## Task objective:
Your result will be the set of lines with "σελίδας", copied from the material below.
(Beginning of Excerpted records)
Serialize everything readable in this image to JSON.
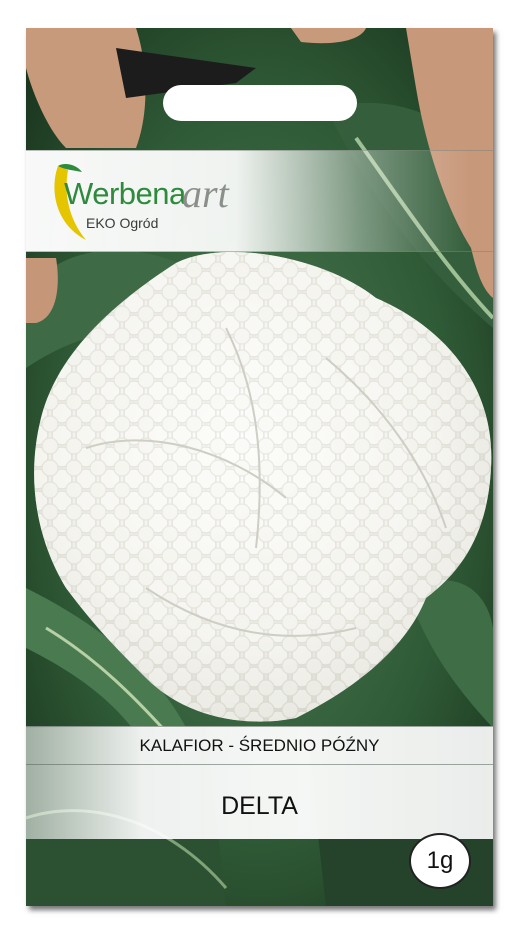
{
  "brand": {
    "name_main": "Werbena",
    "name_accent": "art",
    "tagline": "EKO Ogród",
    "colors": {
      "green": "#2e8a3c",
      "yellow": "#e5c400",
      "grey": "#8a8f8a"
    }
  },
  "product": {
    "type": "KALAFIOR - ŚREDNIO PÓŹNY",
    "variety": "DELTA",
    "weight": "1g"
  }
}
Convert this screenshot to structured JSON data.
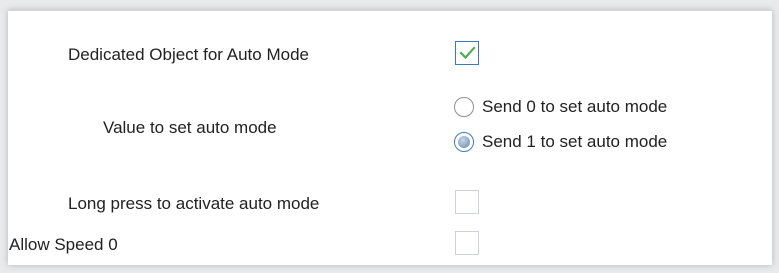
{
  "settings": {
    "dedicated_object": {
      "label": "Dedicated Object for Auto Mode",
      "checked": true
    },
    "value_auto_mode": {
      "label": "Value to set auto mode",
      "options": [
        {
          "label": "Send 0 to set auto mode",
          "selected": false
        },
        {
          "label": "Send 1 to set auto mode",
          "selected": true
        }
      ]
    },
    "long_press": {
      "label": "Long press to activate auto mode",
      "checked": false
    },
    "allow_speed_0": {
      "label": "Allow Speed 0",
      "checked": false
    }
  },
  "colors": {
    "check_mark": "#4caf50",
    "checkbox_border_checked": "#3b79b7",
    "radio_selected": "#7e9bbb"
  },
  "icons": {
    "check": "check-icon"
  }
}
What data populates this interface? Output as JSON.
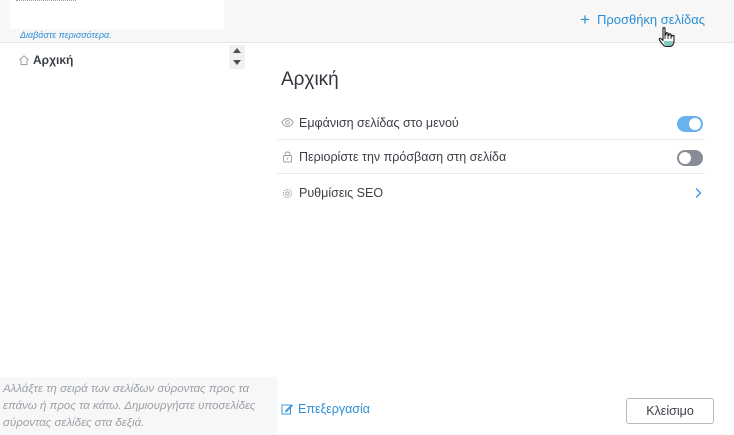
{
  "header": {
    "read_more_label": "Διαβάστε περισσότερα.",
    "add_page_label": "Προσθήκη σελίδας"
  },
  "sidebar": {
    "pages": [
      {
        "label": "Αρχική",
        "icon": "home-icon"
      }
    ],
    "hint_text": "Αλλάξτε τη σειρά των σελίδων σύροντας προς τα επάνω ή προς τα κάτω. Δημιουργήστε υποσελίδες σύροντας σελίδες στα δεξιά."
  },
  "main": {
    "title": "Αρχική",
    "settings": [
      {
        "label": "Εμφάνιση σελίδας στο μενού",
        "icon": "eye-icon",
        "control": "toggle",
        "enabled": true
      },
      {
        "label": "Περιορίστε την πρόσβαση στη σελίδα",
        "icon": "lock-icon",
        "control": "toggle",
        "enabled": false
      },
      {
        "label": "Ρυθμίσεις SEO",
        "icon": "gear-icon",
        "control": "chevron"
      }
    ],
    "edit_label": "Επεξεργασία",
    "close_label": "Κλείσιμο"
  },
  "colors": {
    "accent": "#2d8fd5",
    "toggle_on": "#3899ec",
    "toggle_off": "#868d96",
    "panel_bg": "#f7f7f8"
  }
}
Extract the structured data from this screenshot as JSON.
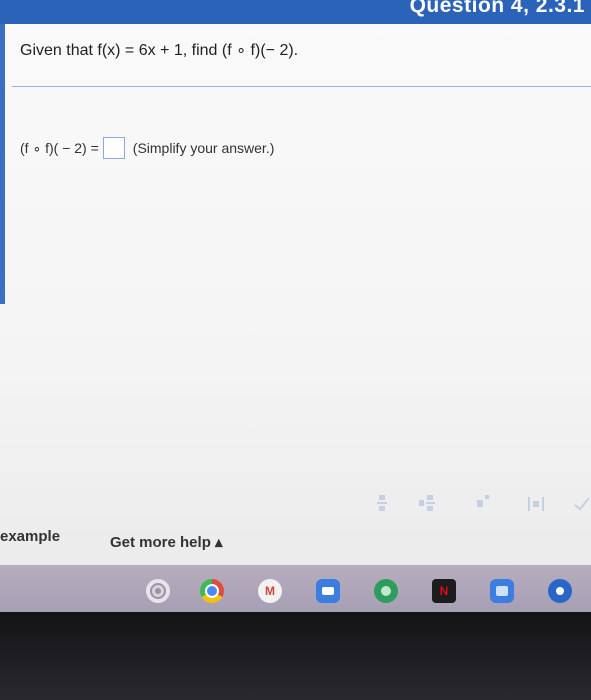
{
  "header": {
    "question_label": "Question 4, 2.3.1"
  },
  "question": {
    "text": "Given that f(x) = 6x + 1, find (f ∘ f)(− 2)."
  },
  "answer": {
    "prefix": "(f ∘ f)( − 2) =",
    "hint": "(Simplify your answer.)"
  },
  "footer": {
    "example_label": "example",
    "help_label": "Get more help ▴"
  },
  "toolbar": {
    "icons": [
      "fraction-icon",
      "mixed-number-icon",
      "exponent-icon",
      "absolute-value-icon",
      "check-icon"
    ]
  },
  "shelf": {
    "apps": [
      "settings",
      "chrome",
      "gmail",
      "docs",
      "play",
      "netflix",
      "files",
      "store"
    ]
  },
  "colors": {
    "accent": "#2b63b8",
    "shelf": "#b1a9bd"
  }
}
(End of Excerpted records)
## Exercise answer:
    "add_page_label": "Προσθήκη σελίδας"
        "label": "Εμφάνιση σελίδας στο μενού",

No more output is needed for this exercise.